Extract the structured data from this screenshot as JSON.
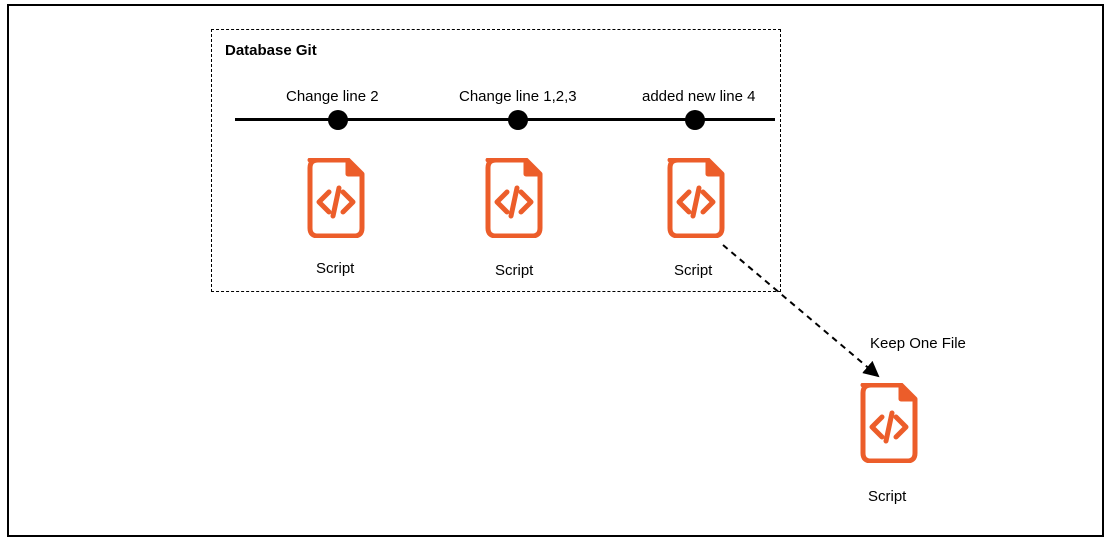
{
  "box_title": "Database Git",
  "commits": [
    {
      "label": "Change line 2"
    },
    {
      "label": "Change line 1,2,3"
    },
    {
      "label": "added new line 4"
    }
  ],
  "script_labels": {
    "s1": "Script",
    "s2": "Script",
    "s3": "Script",
    "s4": "Script"
  },
  "arrow_label": "Keep One File",
  "icon_color": "#ec5d2a"
}
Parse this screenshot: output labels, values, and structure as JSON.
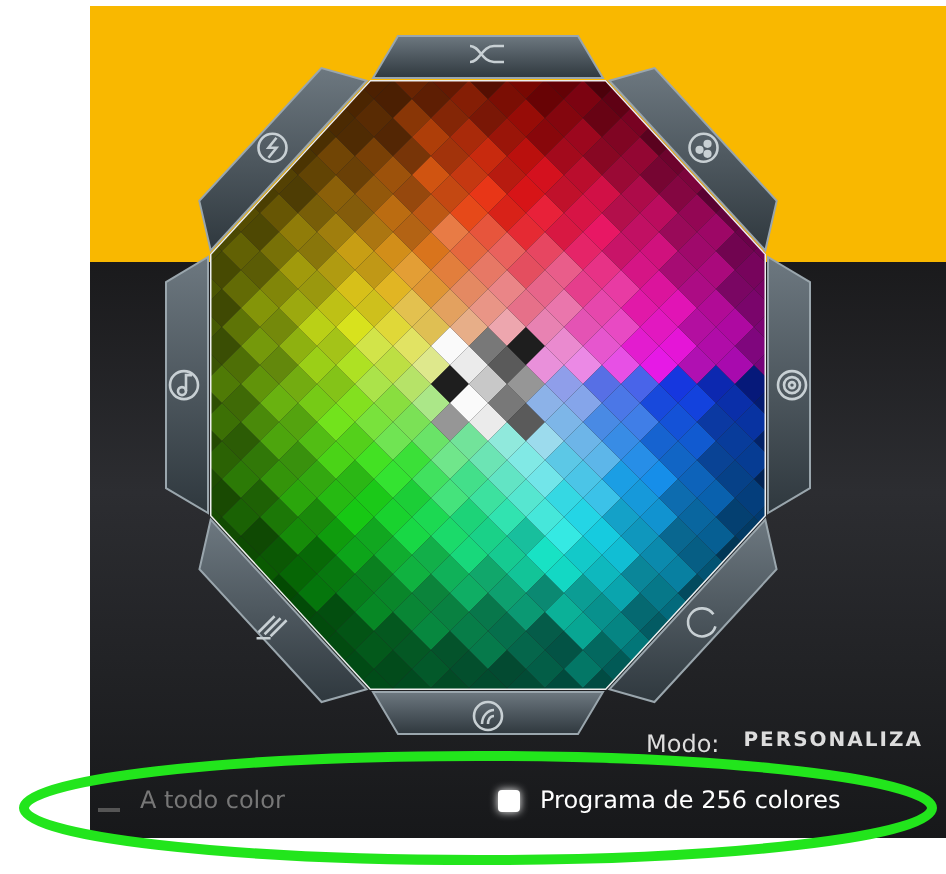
{
  "mode": {
    "label": "Modo:",
    "value": "PERSONALIZA"
  },
  "options": [
    {
      "kind": "toggle",
      "label": "A todo color",
      "disabled": true
    },
    {
      "kind": "checkbox",
      "label": "Programa de 256 colores",
      "checked": false
    }
  ]
}
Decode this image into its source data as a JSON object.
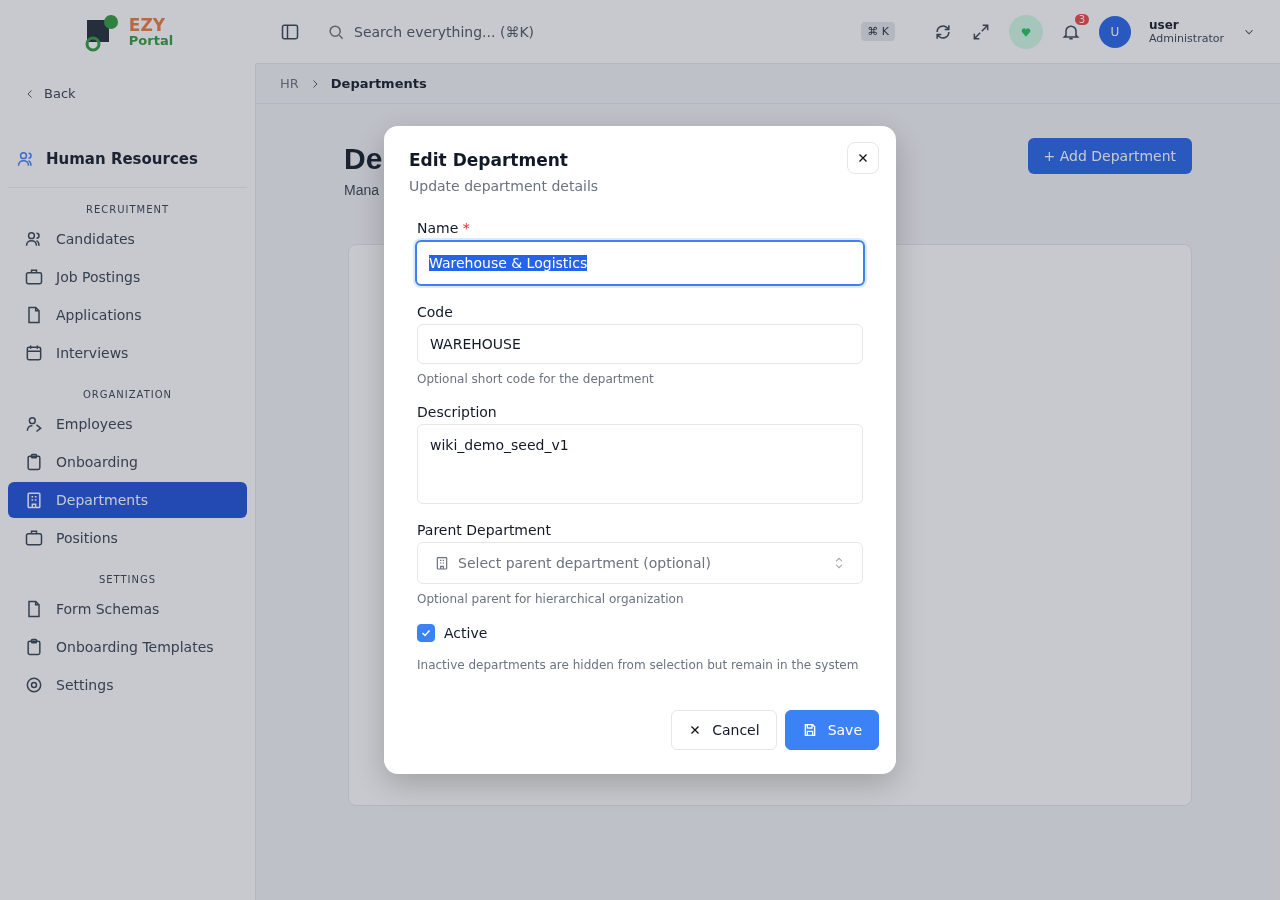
{
  "header": {
    "logo": {
      "line1": "EZY",
      "line2": "Portal"
    },
    "search": {
      "placeholder": "Search everything... (⌘K)",
      "shortcut": "⌘ K"
    },
    "notifications": {
      "count": "3"
    },
    "user": {
      "initial": "U",
      "name": "user",
      "role": "Administrator"
    }
  },
  "breadcrumb": [
    {
      "label": "HR"
    },
    {
      "label": "Departments"
    }
  ],
  "sidebar": {
    "back": "Back",
    "module": "Human Resources",
    "sections": [
      {
        "title": "RECRUITMENT",
        "items": [
          {
            "label": "Candidates",
            "selected": false
          },
          {
            "label": "Job Postings",
            "selected": false
          },
          {
            "label": "Applications",
            "selected": false
          },
          {
            "label": "Interviews",
            "selected": false
          }
        ]
      },
      {
        "title": "ORGANIZATION",
        "items": [
          {
            "label": "Employees",
            "selected": false
          },
          {
            "label": "Onboarding",
            "selected": false
          },
          {
            "label": "Departments",
            "selected": true
          },
          {
            "label": "Positions",
            "selected": false
          }
        ]
      },
      {
        "title": "SETTINGS",
        "items": [
          {
            "label": "Form Schemas",
            "selected": false
          },
          {
            "label": "Onboarding Templates",
            "selected": false
          },
          {
            "label": "Settings",
            "selected": false
          }
        ]
      }
    ]
  },
  "page": {
    "title": "De",
    "subtitle": "Mana",
    "add_button": "+ Add Department"
  },
  "dialog": {
    "title": "Edit Department",
    "subtitle": "Update department details",
    "fields": [
      {
        "kind": "text",
        "label": "Name",
        "required_mark": "*",
        "value": "Warehouse & Logistics",
        "focused": true,
        "value_selected": true
      },
      {
        "kind": "text",
        "label": "Code",
        "value": "WAREHOUSE",
        "focused": false,
        "value_selected": false,
        "help": "Optional short code for the department"
      },
      {
        "kind": "textarea",
        "label": "Description",
        "value": "wiki_demo_seed_v1"
      },
      {
        "kind": "select",
        "label": "Parent Department",
        "placeholder": "Select parent department (optional)",
        "help": "Optional parent for hierarchical organization"
      },
      {
        "kind": "checkbox",
        "label": "Active",
        "checked": true,
        "help": "Inactive departments are hidden from selection but remain in the system"
      }
    ],
    "buttons": [
      {
        "kind": "cancel",
        "label": "Cancel"
      },
      {
        "kind": "save",
        "label": "Save"
      }
    ]
  }
}
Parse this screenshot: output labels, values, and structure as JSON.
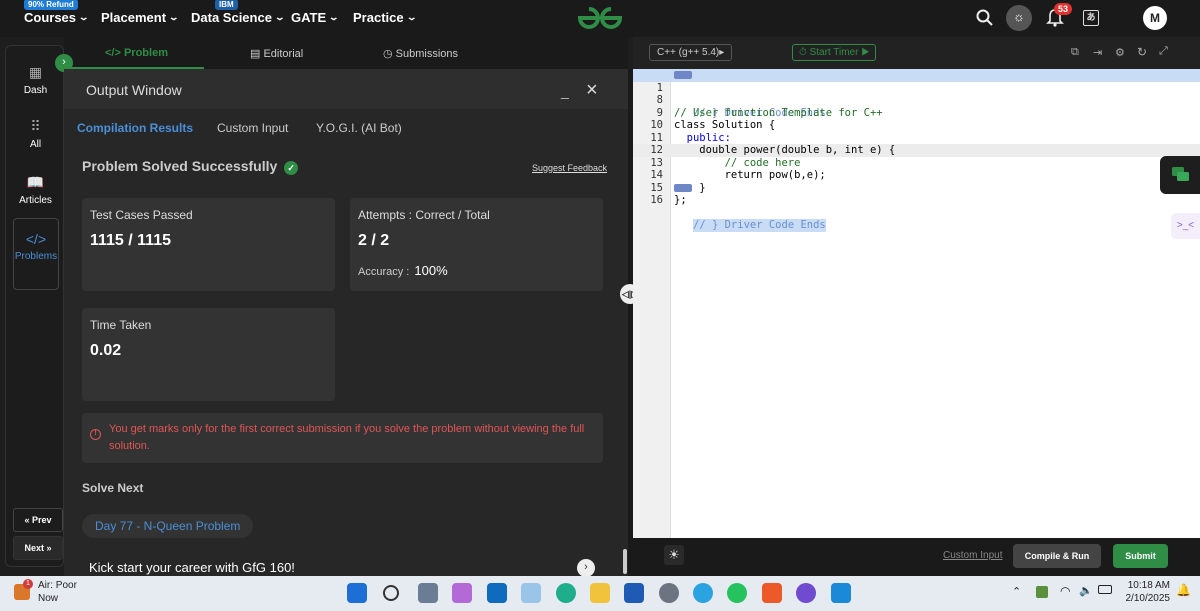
{
  "nav": {
    "courses": {
      "label": "Courses",
      "badge": "90% Refund",
      "badge_color": "#1f7cd6"
    },
    "placement": {
      "label": "Placement"
    },
    "data_science": {
      "label": "Data Science",
      "badge": "IBM",
      "badge_color": "#1f5fa6"
    },
    "gate": {
      "label": "GATE"
    },
    "practice": {
      "label": "Practice"
    },
    "notifications_count": "53",
    "avatar_letter": "M"
  },
  "problem_tabs": {
    "problem": "Problem",
    "editorial": "Editorial",
    "submissions": "Submissions"
  },
  "sidebar": {
    "items": [
      {
        "label": "Dash"
      },
      {
        "label": "All"
      },
      {
        "label": "Articles"
      },
      {
        "label": "Problems"
      }
    ],
    "prev": "« Prev",
    "next": "Next »"
  },
  "output": {
    "title": "Output Window",
    "tabs": [
      "Compilation Results",
      "Custom Input",
      "Y.O.G.I. (AI Bot)"
    ],
    "status": "Problem Solved Successfully",
    "feedback": "Suggest Feedback",
    "test_cases_label": "Test Cases Passed",
    "test_cases_value": "1115 / 1115",
    "attempts_label": "Attempts : Correct / Total",
    "attempts_value": "2 / 2",
    "accuracy_label": "Accuracy :",
    "accuracy_value": "100%",
    "time_label": "Time Taken",
    "time_value": "0.02",
    "warning": "You get marks only for the first correct submission if you solve the problem without viewing the full solution.",
    "solve_next_label": "Solve Next",
    "next_problem": "Day 77 - N-Queen Problem",
    "promo": "Kick start your career with GfG 160!"
  },
  "editor": {
    "language": "C++ (g++ 5.4)",
    "timer": "Start Timer",
    "lines": [
      {
        "n": "1",
        "code": "// } Driver Code Ends"
      },
      {
        "n": "8",
        "code": "// User function Template for C++"
      },
      {
        "n": "9",
        "code": "class Solution {"
      },
      {
        "n": "10",
        "code": "  public:"
      },
      {
        "n": "11",
        "code": "    double power(double b, int e) {"
      },
      {
        "n": "12",
        "code": "        // code here"
      },
      {
        "n": "13",
        "code": "        return pow(b,e);"
      },
      {
        "n": "14",
        "code": "    }"
      },
      {
        "n": "15",
        "code": "};"
      },
      {
        "n": "16",
        "code": "// } Driver Code Ends"
      }
    ]
  },
  "actions": {
    "custom_input": "Custom Input",
    "compile_run": "Compile & Run",
    "submit": "Submit"
  },
  "taskbar": {
    "weather_title": "Air: Poor",
    "weather_sub": "Now",
    "weather_badge": "1",
    "time": "10:18 AM",
    "date": "2/10/2025"
  },
  "colors": {
    "accent_green": "#2f8d46",
    "submit_green": "#2f8d46",
    "warning_red": "#e05555",
    "link_blue": "#4a8fd8"
  }
}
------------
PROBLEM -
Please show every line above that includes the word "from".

WRITTEN SOLUTION -
Extract the structured data from this screenshot as JSON.
        "help": "Inactive departments are hidden from selection but remain in the system"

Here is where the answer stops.